Exercise description
Pull every line containing "JSON" from the data.

Dataset rows describing interfaces
------------------------------------

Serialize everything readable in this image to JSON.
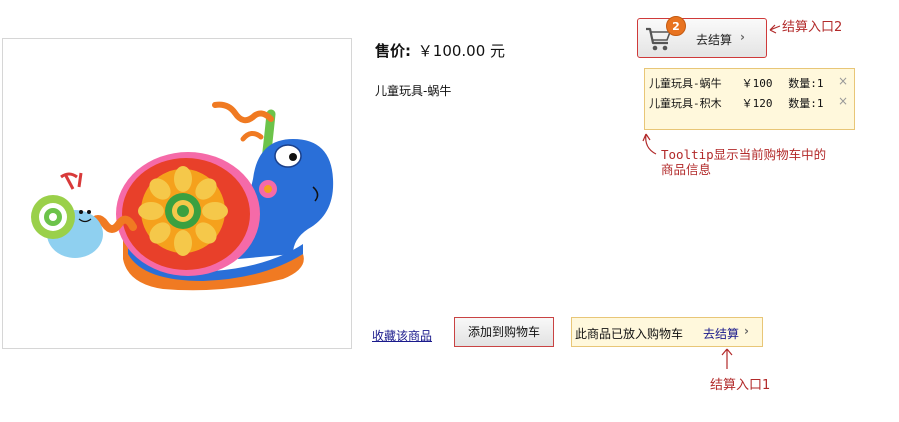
{
  "product": {
    "price_label": "售价:",
    "price_value": "￥100.00 元",
    "name": "儿童玩具-蜗牛",
    "image_icon": "snail-toy-image"
  },
  "cart": {
    "count": "2",
    "checkout_label": "去结算",
    "chevron": "›",
    "icon": "cart-icon"
  },
  "tooltip": {
    "items": [
      {
        "name": "儿童玩具-蜗牛",
        "price": "￥100",
        "qty": "数量:1",
        "remove": "×"
      },
      {
        "name": "儿童玩具-积木",
        "price": "￥120",
        "qty": "数量:1",
        "remove": "×"
      }
    ]
  },
  "annotations": {
    "entry2": "结算入口2",
    "tooltip_line1": "Tooltip显示当前购物车中的",
    "tooltip_line2": "商品信息",
    "entry1": "结算入口1"
  },
  "actions": {
    "favorite": "收藏该商品",
    "add_to_cart": "添加到购物车",
    "added_msg": "此商品已放入购物车",
    "checkout": "去结算",
    "chevron": "›"
  },
  "colors": {
    "accent_red": "#b22a2a",
    "badge_orange": "#e87320",
    "tooltip_bg": "#fff8dc",
    "link_blue": "#1a1a8c"
  }
}
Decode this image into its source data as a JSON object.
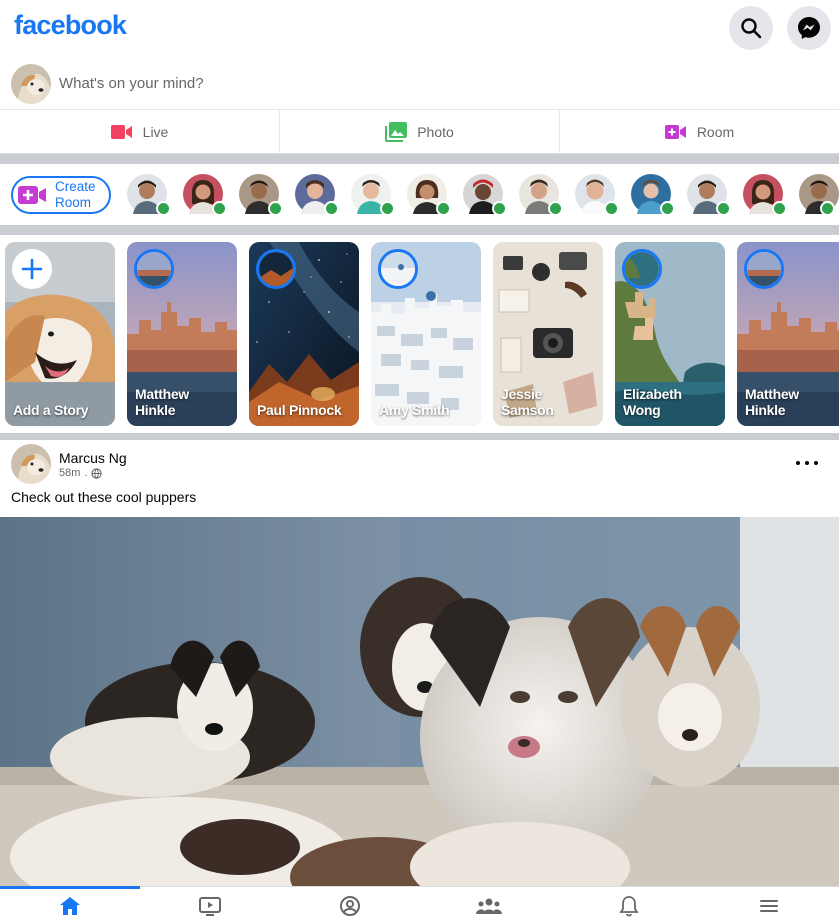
{
  "header": {
    "logo": "facebook",
    "search_icon": "search-icon",
    "messenger_icon": "messenger-icon"
  },
  "composer": {
    "placeholder": "What's on your mind?",
    "actions": [
      {
        "label": "Live",
        "icon": "video-camera-icon",
        "color": "#f3425f"
      },
      {
        "label": "Photo",
        "icon": "photo-icon",
        "color": "#45bd62"
      },
      {
        "label": "Room",
        "icon": "video-plus-icon",
        "color": "#c53bd3"
      }
    ]
  },
  "rooms": {
    "create_label": "Create Room",
    "online_count": 13,
    "status_color": "#31a24c"
  },
  "stories": [
    {
      "name": "Add a Story",
      "type": "add"
    },
    {
      "name": "Matthew Hinkle"
    },
    {
      "name": "Paul Pinnock"
    },
    {
      "name": "Amy Smith"
    },
    {
      "name": "Jessie Samson"
    },
    {
      "name": "Elizabeth Wong"
    },
    {
      "name": "Matthew Hinkle"
    }
  ],
  "post": {
    "author": "Marcus Ng",
    "time": "58m",
    "separator": ".",
    "privacy_icon": "globe-icon",
    "text": "Check out these cool puppers"
  },
  "bottom_nav": [
    {
      "icon": "home-icon",
      "active": true
    },
    {
      "icon": "watch-icon",
      "active": false
    },
    {
      "icon": "profile-icon",
      "active": false
    },
    {
      "icon": "groups-icon",
      "active": false
    },
    {
      "icon": "bell-icon",
      "active": false
    },
    {
      "icon": "menu-icon",
      "active": false
    }
  ],
  "colors": {
    "brand": "#1877f2",
    "bg": "#c9ccd1",
    "text": "#050505",
    "muted": "#65676b"
  }
}
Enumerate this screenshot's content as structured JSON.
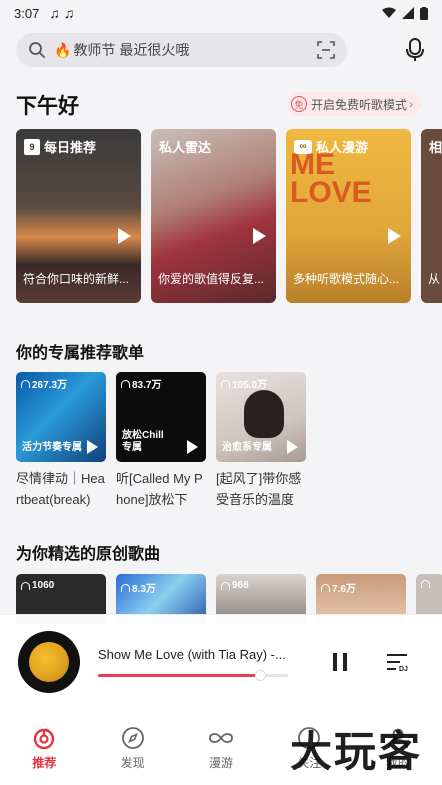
{
  "status_bar": {
    "time": "3:07"
  },
  "search": {
    "placeholder": "教师节 最近很火哦"
  },
  "greeting": "下午好",
  "free_mode": {
    "badge": "免",
    "label": "开启免费听歌模式"
  },
  "rec_cards": [
    {
      "title": "每日推荐",
      "desc": "符合你口味的新鲜...",
      "calendar_day": "9"
    },
    {
      "title": "私人雷达",
      "desc": "你爱的歌值得反复..."
    },
    {
      "title": "私人漫游",
      "desc": "多种听歌模式随心...",
      "cover_text": "ME LOVE",
      "icon_text": "∞"
    },
    {
      "title": "相",
      "desc": "从"
    }
  ],
  "playlists_section": {
    "title": "你的专属推荐歌单"
  },
  "playlists": [
    {
      "count": "267.3万",
      "cover_label": "活力节奏专属",
      "name": "尽情律动｜Heartbeat(break)"
    },
    {
      "count": "83.7万",
      "cover_label": "放松Chill\n专属",
      "name": "听[Called My Phone]放松下"
    },
    {
      "count": "105.0万",
      "cover_label": "治愈系专属",
      "name": "[起风了]带你感受音乐的温度"
    }
  ],
  "originals_section": {
    "title": "为你精选的原创歌曲"
  },
  "originals": [
    {
      "count": "1060"
    },
    {
      "count": "8.3万"
    },
    {
      "count": "968"
    },
    {
      "count": "7.6万"
    },
    {
      "count": ""
    }
  ],
  "player": {
    "song": "Show Me Love (with Tia Ray) -...",
    "progress": 0.85
  },
  "tabs": [
    {
      "label": "推荐",
      "active": true
    },
    {
      "label": "发现"
    },
    {
      "label": "漫游"
    },
    {
      "label": "关注"
    },
    {
      "label": "我的"
    }
  ],
  "watermark": "大玩客",
  "colors": {
    "accent": "#e8323f",
    "progress": "#f03a55"
  }
}
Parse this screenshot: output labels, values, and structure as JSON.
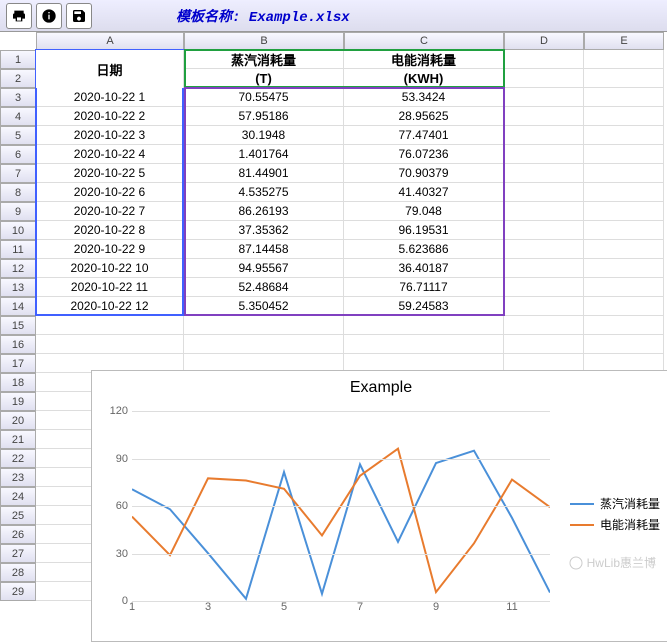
{
  "toolbar": {
    "print_icon": "print",
    "info_icon": "info",
    "save_icon": "save",
    "title_prefix": "模板名称: ",
    "title_value": "Example.xlsx"
  },
  "columns": [
    "A",
    "B",
    "C",
    "D",
    "E"
  ],
  "row_numbers": [
    "1",
    "2",
    "3",
    "4",
    "5",
    "6",
    "7",
    "8",
    "9",
    "10",
    "11",
    "12",
    "13",
    "14",
    "15",
    "16",
    "17",
    "18",
    "19",
    "20",
    "21",
    "22",
    "23",
    "24",
    "25",
    "26",
    "27",
    "28",
    "29"
  ],
  "headers": {
    "A1": "日期",
    "B1": "蒸汽消耗量",
    "B2": "(T)",
    "C1": "电能消耗量",
    "C2": "(KWH)"
  },
  "table_rows": [
    {
      "date": "2020-10-22 1",
      "steam": "70.55475",
      "power": "53.3424"
    },
    {
      "date": "2020-10-22 2",
      "steam": "57.95186",
      "power": "28.95625"
    },
    {
      "date": "2020-10-22 3",
      "steam": "30.1948",
      "power": "77.47401"
    },
    {
      "date": "2020-10-22 4",
      "steam": "1.401764",
      "power": "76.07236"
    },
    {
      "date": "2020-10-22 5",
      "steam": "81.44901",
      "power": "70.90379"
    },
    {
      "date": "2020-10-22 6",
      "steam": "4.535275",
      "power": "41.40327"
    },
    {
      "date": "2020-10-22 7",
      "steam": "86.26193",
      "power": "79.048"
    },
    {
      "date": "2020-10-22 8",
      "steam": "37.35362",
      "power": "96.19531"
    },
    {
      "date": "2020-10-22 9",
      "steam": "87.14458",
      "power": "5.623686"
    },
    {
      "date": "2020-10-22 10",
      "steam": "94.95567",
      "power": "36.40187"
    },
    {
      "date": "2020-10-22 11",
      "steam": "52.48684",
      "power": "76.71117"
    },
    {
      "date": "2020-10-22 12",
      "steam": "5.350452",
      "power": "59.24583"
    }
  ],
  "chart_data": {
    "type": "line",
    "title": "Example",
    "ylim": [
      0,
      120
    ],
    "y_ticks": [
      0,
      30,
      60,
      90,
      120
    ],
    "x_ticks": [
      "1",
      "3",
      "5",
      "7",
      "9",
      "11"
    ],
    "categories": [
      1,
      2,
      3,
      4,
      5,
      6,
      7,
      8,
      9,
      10,
      11,
      12
    ],
    "series": [
      {
        "name": "蒸汽消耗量",
        "color": "#4a90d9",
        "values": [
          70.55,
          57.95,
          30.19,
          1.4,
          81.45,
          4.54,
          86.26,
          37.35,
          87.14,
          94.96,
          52.49,
          5.35
        ]
      },
      {
        "name": "电能消耗量",
        "color": "#e87b2e",
        "values": [
          53.34,
          28.96,
          77.47,
          76.07,
          70.9,
          41.4,
          79.05,
          96.2,
          5.62,
          36.4,
          76.71,
          59.25
        ]
      }
    ]
  },
  "watermark": "HwLib惠兰博"
}
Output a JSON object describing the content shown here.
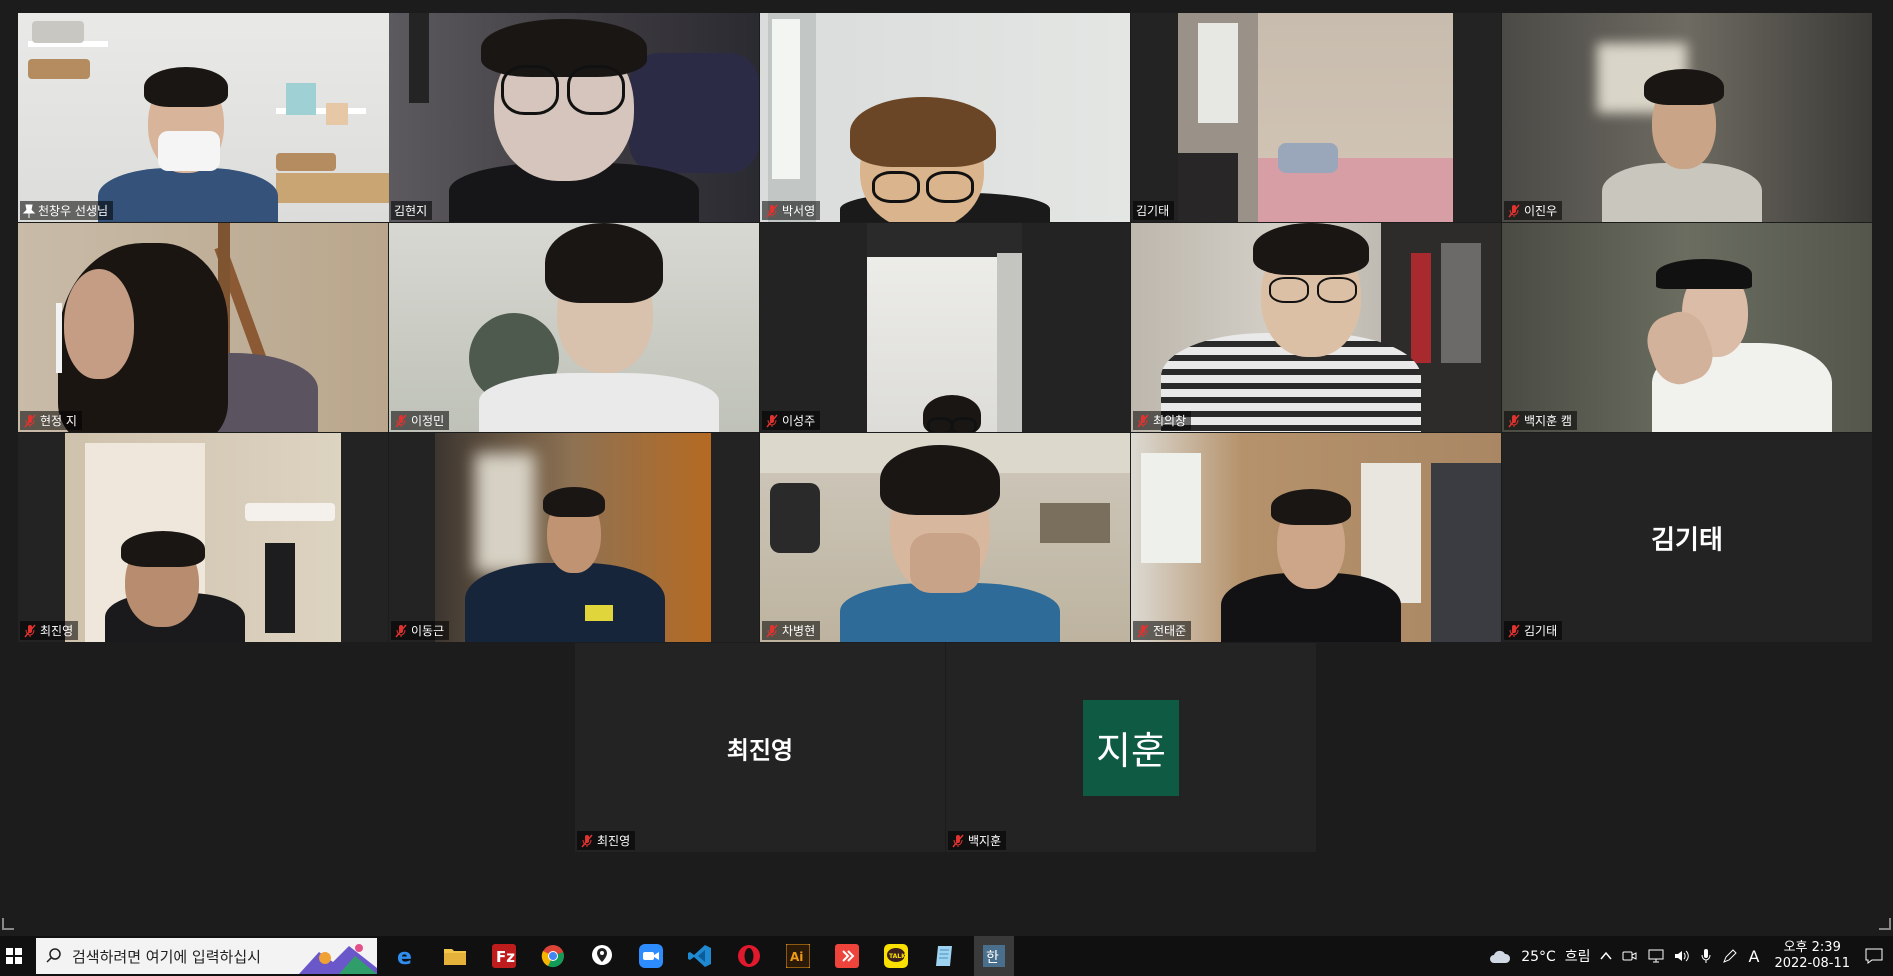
{
  "participants": [
    {
      "name": "천창우 선생님",
      "pinned": true
    },
    {
      "name": "김현지"
    },
    {
      "name": "박서영",
      "muted": true
    },
    {
      "name": "김기태"
    },
    {
      "name": "이진우",
      "muted": true
    },
    {
      "name": "현정 지",
      "muted": true
    },
    {
      "name": "이정민",
      "muted": true
    },
    {
      "name": "이성주",
      "muted": true
    },
    {
      "name": "최의창",
      "muted": true
    },
    {
      "name": "백지훈 캠",
      "muted": true
    },
    {
      "name": "최진영",
      "muted": true
    },
    {
      "name": "이동근",
      "muted": true
    },
    {
      "name": "차병현",
      "muted": true
    },
    {
      "name": "전태준",
      "muted": true
    },
    {
      "name": "김기태",
      "muted": true,
      "video_off_label": "김기태"
    },
    {
      "name": "최진영",
      "muted": true,
      "video_off_label": "최진영"
    },
    {
      "name": "백지훈",
      "muted": true,
      "avatar_text": "지훈"
    }
  ],
  "taskbar": {
    "search_placeholder": "검색하려면 여기에 입력하십시",
    "apps": [
      "internet-explorer",
      "file-explorer",
      "filezilla",
      "chrome",
      "maps",
      "zoom",
      "vscode",
      "opera",
      "illustrator",
      "anydesk",
      "kakaotalk",
      "notepad",
      "korean-ime"
    ],
    "weather": "25°C  흐림",
    "ime": "A",
    "time": "오후 2:39",
    "date": "2022-08-11"
  },
  "colors": {
    "active_speaker": "#c6e04a",
    "avatar_bg": "#0f5a43",
    "mute_icon": "#e0332f"
  }
}
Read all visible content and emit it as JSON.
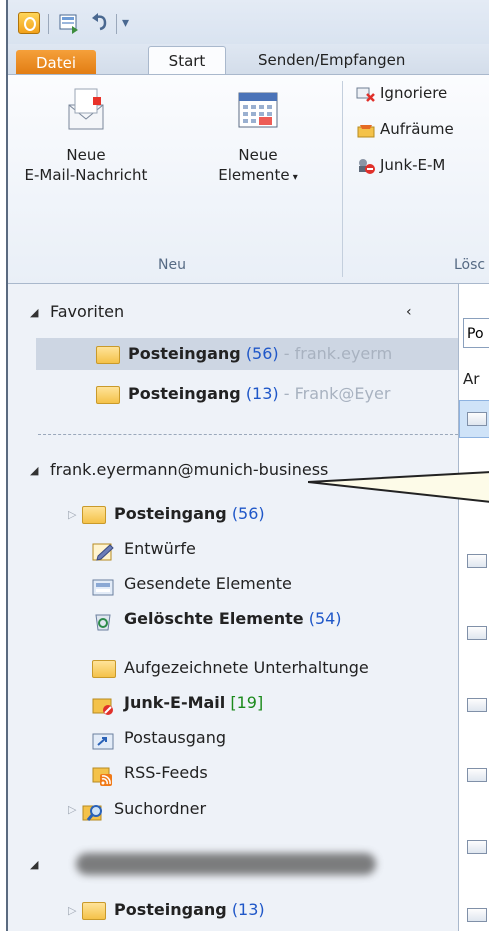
{
  "qat": {
    "icons": [
      "outlook-app-icon",
      "send-receive-icon",
      "undo-icon",
      "customize-icon"
    ]
  },
  "tabs": [
    {
      "label": "Datei"
    },
    {
      "label": "Start"
    },
    {
      "label": "Senden/Empfangen"
    }
  ],
  "ribbon": {
    "new_mail_line1": "Neue",
    "new_mail_line2": "E-Mail-Nachricht",
    "new_items_line1": "Neue",
    "new_items_line2": "Elemente",
    "group_new": "Neu",
    "ignore": "Ignoriere",
    "cleanup": "Aufräume",
    "junk": "Junk-E-M",
    "group_delete": "Lösc"
  },
  "nav": {
    "favorites": "Favoriten",
    "fav_inbox1": {
      "name": "Posteingang",
      "count": "(56)",
      "account": " - frank.eyerm"
    },
    "fav_inbox2": {
      "name": "Posteingang",
      "count": "(13)",
      "account": " - Frank@Eyer"
    },
    "account": "frank.eyermann@munich-business",
    "folders": {
      "inbox": {
        "name": "Posteingang",
        "count": "(56)"
      },
      "drafts": "Entwürfe",
      "sent": "Gesendete Elemente",
      "deleted": {
        "name": "Gelöschte Elemente",
        "count": "(54)"
      },
      "recorded": "Aufgezeichnete Unterhaltunge",
      "junk": {
        "name": "Junk-E-Mail",
        "count": "[19]"
      },
      "outbox": "Postausgang",
      "rss": "RSS-Feeds",
      "search": "Suchordner"
    },
    "account2_inbox": {
      "name": "Posteingang",
      "count": "(13)"
    }
  },
  "list": {
    "search_prefix": "Po",
    "col_header": "Ar"
  }
}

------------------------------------

Task solution
Serialize everything readable in this image to JSON.
Decode this image into its source data as a JSON object.
Enumerate this screenshot's content as structured JSON.
Parse this screenshot: output labels, values, and structure as JSON.
Output a JSON object describing the content shown here.
Read all visible content and emit it as JSON.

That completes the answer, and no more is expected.